→ Task description: Search the listing for the word "send" and return each line that contains it.

→ Supplied material:
........

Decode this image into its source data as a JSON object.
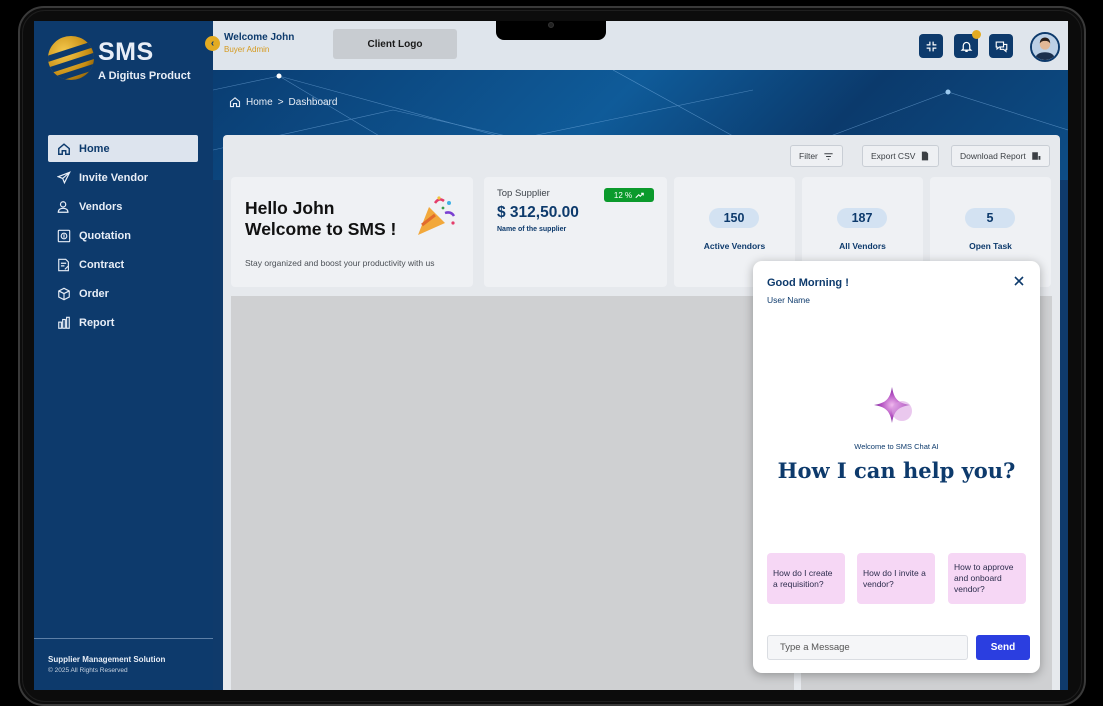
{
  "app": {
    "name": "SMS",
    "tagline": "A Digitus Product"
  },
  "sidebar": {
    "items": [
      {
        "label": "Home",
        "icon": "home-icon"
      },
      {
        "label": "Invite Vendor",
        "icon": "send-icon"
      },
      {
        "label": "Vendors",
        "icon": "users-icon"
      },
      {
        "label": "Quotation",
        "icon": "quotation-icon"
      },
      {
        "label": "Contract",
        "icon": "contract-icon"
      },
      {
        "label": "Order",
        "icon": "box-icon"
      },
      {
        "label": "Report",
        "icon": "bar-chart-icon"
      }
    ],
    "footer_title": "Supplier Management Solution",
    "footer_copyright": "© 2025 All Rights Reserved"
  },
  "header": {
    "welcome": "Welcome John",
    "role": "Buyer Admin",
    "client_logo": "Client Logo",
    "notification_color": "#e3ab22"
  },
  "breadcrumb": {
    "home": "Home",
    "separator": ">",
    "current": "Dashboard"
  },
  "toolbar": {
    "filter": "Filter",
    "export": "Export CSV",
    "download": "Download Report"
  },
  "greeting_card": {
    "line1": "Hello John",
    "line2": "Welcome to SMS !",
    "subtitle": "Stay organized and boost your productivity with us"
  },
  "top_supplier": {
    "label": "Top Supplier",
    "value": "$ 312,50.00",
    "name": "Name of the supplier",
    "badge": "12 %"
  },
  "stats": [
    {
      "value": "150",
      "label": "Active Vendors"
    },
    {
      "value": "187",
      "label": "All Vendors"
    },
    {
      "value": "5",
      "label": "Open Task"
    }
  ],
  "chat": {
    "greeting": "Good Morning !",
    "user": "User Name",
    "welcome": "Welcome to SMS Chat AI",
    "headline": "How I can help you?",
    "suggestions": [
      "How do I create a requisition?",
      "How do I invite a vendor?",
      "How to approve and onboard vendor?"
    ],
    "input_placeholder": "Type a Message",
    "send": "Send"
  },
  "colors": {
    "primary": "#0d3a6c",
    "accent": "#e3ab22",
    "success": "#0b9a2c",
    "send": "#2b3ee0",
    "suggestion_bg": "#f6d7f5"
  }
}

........

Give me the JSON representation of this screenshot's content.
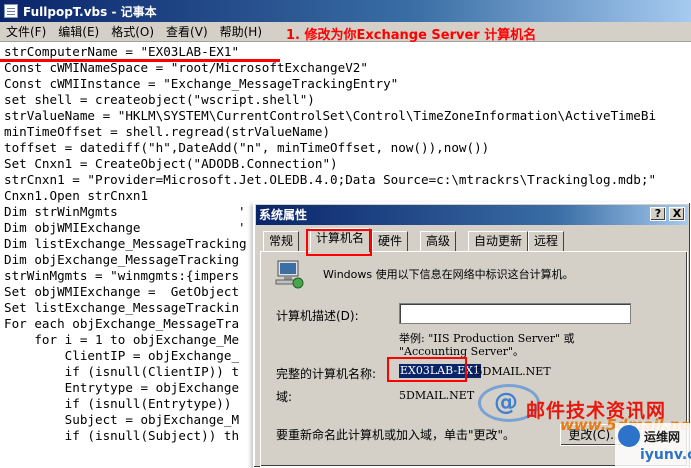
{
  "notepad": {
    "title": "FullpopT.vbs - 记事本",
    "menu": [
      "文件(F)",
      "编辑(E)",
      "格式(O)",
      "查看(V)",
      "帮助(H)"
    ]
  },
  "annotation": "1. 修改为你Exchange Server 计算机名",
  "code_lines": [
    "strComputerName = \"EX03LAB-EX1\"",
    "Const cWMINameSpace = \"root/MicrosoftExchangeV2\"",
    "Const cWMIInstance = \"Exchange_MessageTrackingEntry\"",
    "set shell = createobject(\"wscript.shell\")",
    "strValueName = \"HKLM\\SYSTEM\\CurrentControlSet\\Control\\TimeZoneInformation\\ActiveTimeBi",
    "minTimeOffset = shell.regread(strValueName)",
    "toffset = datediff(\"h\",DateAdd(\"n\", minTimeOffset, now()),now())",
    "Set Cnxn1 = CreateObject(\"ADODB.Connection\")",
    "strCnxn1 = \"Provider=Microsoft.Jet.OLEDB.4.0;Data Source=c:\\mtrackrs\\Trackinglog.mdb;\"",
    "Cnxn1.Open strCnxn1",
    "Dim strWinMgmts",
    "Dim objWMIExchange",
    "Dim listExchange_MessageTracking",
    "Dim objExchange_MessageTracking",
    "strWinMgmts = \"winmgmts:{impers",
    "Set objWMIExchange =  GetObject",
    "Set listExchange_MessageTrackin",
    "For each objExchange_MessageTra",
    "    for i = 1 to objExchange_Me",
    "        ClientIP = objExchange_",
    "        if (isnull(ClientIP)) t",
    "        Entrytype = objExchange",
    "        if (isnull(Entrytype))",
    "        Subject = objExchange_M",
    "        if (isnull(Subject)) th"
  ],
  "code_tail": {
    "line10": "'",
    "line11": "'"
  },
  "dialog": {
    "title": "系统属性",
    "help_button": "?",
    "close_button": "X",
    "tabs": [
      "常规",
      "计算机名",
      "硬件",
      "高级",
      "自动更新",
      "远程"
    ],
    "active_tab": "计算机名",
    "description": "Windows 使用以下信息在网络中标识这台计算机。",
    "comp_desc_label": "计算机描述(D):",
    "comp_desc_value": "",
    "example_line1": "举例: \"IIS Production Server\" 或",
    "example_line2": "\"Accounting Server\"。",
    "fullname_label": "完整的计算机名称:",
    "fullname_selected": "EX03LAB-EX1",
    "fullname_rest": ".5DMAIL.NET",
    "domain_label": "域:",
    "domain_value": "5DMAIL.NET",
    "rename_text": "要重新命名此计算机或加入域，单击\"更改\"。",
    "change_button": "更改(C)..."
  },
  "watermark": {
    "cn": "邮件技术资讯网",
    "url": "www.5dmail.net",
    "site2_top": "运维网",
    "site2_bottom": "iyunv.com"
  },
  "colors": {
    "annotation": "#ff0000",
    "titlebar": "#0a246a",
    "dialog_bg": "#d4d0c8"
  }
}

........

→ Exercise response:
        "icon": "send-icon"
    "send": "Send"
    "send": "#2b3ee0",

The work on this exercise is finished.